  20.  
    07:08: TESCO EARNINGS

    ... are out. UK like-for-like sales excluding petrol are down 4.6%. Statutory pre-tax profits are down 91.9% to £112m. The underlying profit figure for the period (26 weeks to 23 August) is down 46.6% on the same period a year earlier to £783m.

     
  21.  
    06:55: LLOYDS JOB LOSSES BBC Radio 4

    Mr Hahn tells Today the UK banking industry needs to do more in the way of community banks. He adds banks are beginning to link up with supermarkets as a way of doing this but local communities are likely to suffer as more bank branches close. He says it has been "an error" of government policy that "we keep thinking in terms of challenger banks". What the UK banking industry really needs to think much more about is community banking and how to provide banking services to small communities, he adds.

     
  22.  
    06:41: LLOYDS JOB LOSSES BBC Radio 4
    A Lloyds Bank logo

    The 9,000 job losses at Lloyds Banking Group amount to about 10% of its total workforce. It is also expected to announce a series of branch closures. Cass Business School banking analyst Peter Hahn tells Today the way we buy things from banks has changed. That's putting pressure on bank branches. He says we'll see "fewer but better bank branches". "We'll see them more principally located, so big cities and market [towns]," he says. Mr Hahn suggests they will be slicker operations, more sales-oriented, but not used as much for "regular transactions."

     
  23.  
    06:28: GLAXOSMITHKLINE Radio 5 live

    Newspapers are reporting GlaxoSmithKline may spin off its HIV business.
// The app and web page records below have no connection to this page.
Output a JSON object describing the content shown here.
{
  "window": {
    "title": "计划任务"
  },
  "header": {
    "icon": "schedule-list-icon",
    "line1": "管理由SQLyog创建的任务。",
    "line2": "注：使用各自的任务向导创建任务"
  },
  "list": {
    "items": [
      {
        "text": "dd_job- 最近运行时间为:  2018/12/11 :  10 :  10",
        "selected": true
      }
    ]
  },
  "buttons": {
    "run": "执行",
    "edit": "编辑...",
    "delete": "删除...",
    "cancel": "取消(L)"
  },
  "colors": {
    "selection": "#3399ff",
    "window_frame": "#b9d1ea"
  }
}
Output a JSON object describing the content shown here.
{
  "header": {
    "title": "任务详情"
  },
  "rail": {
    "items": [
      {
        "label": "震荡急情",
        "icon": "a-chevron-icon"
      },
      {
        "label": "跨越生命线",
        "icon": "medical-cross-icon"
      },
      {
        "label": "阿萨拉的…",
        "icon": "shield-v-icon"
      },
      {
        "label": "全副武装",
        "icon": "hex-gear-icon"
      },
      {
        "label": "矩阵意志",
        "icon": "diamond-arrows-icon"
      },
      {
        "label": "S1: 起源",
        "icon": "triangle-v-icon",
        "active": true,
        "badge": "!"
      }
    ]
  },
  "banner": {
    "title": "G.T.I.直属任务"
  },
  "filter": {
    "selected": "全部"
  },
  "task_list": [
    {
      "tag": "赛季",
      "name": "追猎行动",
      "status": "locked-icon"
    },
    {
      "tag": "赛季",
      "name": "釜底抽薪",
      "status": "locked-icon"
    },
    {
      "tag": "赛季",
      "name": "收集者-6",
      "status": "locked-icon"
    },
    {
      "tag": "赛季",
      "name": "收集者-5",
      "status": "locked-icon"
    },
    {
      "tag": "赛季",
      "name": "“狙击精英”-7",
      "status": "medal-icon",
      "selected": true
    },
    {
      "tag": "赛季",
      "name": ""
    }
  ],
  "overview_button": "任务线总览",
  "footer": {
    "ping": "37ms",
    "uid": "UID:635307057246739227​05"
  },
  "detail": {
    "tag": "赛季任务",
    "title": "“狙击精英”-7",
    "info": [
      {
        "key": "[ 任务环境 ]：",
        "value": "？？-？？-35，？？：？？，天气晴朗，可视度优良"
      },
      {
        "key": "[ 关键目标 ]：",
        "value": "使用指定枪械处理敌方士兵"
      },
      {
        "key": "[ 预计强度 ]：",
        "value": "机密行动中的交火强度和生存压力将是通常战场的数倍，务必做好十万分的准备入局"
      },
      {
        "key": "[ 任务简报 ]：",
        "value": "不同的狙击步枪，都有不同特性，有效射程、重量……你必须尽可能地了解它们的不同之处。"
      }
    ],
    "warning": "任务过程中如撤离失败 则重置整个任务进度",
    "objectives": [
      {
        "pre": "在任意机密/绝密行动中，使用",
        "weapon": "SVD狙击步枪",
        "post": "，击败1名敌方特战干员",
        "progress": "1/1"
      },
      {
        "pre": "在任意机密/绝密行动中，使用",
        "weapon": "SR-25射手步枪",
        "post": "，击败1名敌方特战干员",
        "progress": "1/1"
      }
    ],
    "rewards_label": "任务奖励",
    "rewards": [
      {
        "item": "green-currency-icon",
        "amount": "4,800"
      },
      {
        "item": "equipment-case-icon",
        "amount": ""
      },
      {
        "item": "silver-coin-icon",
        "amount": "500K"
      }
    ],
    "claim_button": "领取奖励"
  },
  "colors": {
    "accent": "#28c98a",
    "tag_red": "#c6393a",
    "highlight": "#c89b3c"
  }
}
Holly Cook, managing editor of Morningstar's website for UK investors tells 5 liveWake Up to MoneyGSK's respiratory drug, advair is under "intense competition" and a sale through a public offer "will allow GSK to streamline itself" as its HIV drugs see "huge demand".

     
  24.  
    06:15: TESCO EARNINGS Radio 5 live

    "Like-for-like sales is the first number analysts will look at, followed by the accounting problems," says Holly Cook of Morningstar on Wake Up to Money. The online business may have done well while the supermarkets will be a "weak spot." Looking at Tesco, "a lot of customers find it a bit overwhelming and you are bombarded by information and you can't find what you want."

     
  25.  
    06:07: TESCO EARNINGS Radio 5 live
    A Tesco trolley

    "When the CEO is on gardening leave the chairman should step up and that's not happened," says Mr Roberts on Wake Up to Money, talking about the performance of Tesco chairman Sir Richard Broadbent. The supermarket discovered a £250m profit black hole. "I'd be remarkably surprised if it's limited to a 6-month period," he adds.

     
  26.  
    06:01: TESCO EARNINGS Radio 5 live

    Brian Roberts of Kantar Retail is on Wake Up to Money talking about Tesco's results, out today. "There's lots of hoops you have to jump through" as a shopper at Tesco, he says. Buy one get one free, the loyalty card, driving a car and buying the petrol. "With Aldi you just have to turn up... Tesco used to have the shopper at the centre of the business and now they've replaced the shopper with the shareholder."

     
  27.  
    06:00: Howard Mustoe Business reporter

    Good morning. Get in touch via email bizlivepage@bbc.co.uk and twitter @BBCBusiness

     
  28.  
    06:00: Matthew West Business reporter

    Morning all. Now we could try and pretend that there is other news going on (and in fairness there is some) but let's face it, the focus today is all going to be on Tesco's half year results. We'll bring you them as soon as they drop, plus all the reaction and the rest of the day's news as it happens.

     

Features

From BBC Capital

Programmes

  • A virtual girlfriendClick Watch

    Using the latest tech to find friends on a night out and meet a virtual girlfriend

BBC © 2014 The BBC is not responsible for the content of external sites. Read more.

This page is best viewed in an up-to-date web browser with style sheets (CSS) enabled. While you will be able to view the content of this page in your current browser, you will not be able to get the full visual experience. Please consider upgrading your browser software or enabling style sheets (CSS) if you are able to do so.